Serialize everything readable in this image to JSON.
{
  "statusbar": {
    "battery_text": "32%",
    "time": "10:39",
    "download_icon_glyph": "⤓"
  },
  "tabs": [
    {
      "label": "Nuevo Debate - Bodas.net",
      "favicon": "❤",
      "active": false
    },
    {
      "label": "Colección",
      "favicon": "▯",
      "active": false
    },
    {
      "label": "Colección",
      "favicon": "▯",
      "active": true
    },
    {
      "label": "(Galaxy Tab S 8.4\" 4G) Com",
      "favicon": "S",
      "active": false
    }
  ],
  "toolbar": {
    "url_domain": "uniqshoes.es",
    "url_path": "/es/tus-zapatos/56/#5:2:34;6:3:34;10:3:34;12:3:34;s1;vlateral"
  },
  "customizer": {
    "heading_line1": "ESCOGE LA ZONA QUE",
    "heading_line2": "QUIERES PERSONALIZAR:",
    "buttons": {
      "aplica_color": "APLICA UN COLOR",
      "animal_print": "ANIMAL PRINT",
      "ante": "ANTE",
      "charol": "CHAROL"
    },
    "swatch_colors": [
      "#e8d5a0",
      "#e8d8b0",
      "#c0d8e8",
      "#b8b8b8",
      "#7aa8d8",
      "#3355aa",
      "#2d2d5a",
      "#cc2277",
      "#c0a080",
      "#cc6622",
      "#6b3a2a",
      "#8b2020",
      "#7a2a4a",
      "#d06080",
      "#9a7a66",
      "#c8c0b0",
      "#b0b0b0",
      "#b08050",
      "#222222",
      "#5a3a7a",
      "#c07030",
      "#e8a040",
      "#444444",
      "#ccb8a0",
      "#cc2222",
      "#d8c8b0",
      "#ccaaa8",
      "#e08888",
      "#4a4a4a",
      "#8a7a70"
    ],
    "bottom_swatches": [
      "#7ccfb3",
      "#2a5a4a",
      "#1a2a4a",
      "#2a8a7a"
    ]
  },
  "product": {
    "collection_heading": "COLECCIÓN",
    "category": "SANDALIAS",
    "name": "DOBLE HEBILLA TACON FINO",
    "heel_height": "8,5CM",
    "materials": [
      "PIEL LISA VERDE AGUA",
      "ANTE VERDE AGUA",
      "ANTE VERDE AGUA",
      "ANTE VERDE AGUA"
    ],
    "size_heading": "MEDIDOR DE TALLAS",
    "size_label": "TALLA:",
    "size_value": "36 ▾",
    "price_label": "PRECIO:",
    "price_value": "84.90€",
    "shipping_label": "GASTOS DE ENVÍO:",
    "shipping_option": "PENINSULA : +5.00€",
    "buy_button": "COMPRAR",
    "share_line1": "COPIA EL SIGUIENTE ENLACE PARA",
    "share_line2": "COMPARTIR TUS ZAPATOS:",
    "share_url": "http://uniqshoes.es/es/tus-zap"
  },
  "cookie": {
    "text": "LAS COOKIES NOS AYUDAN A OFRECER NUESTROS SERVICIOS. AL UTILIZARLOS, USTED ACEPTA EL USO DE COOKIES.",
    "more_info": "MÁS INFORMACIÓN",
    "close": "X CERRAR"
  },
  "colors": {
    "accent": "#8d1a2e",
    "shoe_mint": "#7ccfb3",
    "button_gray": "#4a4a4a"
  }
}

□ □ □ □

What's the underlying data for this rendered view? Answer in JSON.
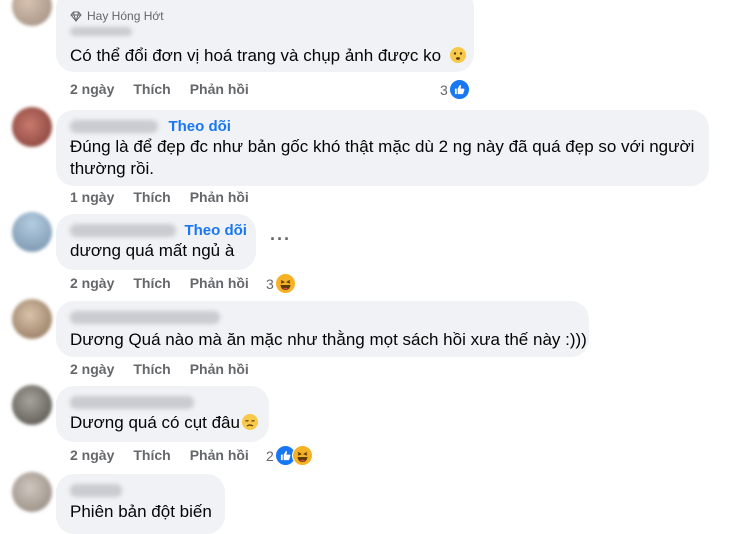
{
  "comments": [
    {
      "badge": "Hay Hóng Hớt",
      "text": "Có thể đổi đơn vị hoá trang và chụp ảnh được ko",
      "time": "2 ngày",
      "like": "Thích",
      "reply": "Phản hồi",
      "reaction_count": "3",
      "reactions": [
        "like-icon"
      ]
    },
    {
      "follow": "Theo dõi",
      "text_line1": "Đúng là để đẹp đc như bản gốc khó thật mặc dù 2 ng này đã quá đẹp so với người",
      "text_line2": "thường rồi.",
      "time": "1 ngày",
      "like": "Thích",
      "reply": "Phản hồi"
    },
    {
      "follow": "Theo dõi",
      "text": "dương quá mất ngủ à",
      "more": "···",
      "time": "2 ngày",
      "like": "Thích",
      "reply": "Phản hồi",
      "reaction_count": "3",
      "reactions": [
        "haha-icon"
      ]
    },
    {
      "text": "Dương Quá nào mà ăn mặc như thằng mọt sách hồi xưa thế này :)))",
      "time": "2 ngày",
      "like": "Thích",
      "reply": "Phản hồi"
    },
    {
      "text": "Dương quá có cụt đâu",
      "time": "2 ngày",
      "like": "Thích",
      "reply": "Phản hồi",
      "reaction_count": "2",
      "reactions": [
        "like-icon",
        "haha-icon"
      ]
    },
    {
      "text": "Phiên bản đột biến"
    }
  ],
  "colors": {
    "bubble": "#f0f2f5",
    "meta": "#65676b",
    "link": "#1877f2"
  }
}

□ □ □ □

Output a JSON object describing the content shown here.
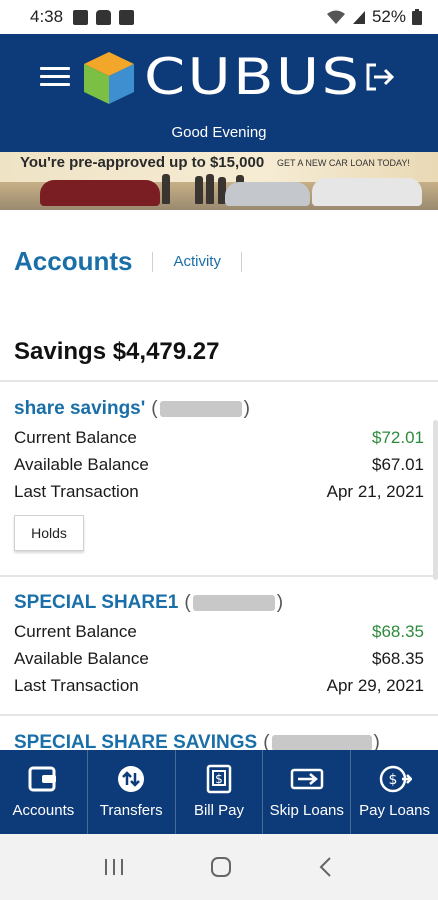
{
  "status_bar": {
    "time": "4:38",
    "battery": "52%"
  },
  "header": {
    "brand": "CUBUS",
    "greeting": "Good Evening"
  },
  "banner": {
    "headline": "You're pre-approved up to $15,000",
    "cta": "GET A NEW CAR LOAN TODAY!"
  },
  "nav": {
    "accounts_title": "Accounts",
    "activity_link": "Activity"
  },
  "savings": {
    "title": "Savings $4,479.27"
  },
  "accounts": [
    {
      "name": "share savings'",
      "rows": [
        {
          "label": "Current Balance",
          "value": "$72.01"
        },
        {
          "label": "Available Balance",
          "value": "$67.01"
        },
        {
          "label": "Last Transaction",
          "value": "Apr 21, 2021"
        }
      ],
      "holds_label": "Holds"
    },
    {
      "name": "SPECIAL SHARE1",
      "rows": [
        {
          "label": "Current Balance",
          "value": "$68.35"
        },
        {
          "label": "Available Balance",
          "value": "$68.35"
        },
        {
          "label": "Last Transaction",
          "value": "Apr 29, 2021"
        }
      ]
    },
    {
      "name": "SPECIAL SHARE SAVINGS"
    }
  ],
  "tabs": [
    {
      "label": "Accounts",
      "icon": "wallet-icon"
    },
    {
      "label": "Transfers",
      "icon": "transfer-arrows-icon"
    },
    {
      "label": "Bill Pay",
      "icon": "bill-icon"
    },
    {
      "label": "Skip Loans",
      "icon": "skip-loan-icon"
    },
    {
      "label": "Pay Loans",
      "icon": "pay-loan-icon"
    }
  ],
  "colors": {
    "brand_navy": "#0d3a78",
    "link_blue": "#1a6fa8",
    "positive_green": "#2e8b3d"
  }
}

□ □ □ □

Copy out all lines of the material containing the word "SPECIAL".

      "name": "SPECIAL SHARE1",
      "name": "SPECIAL SHARE SAVINGS"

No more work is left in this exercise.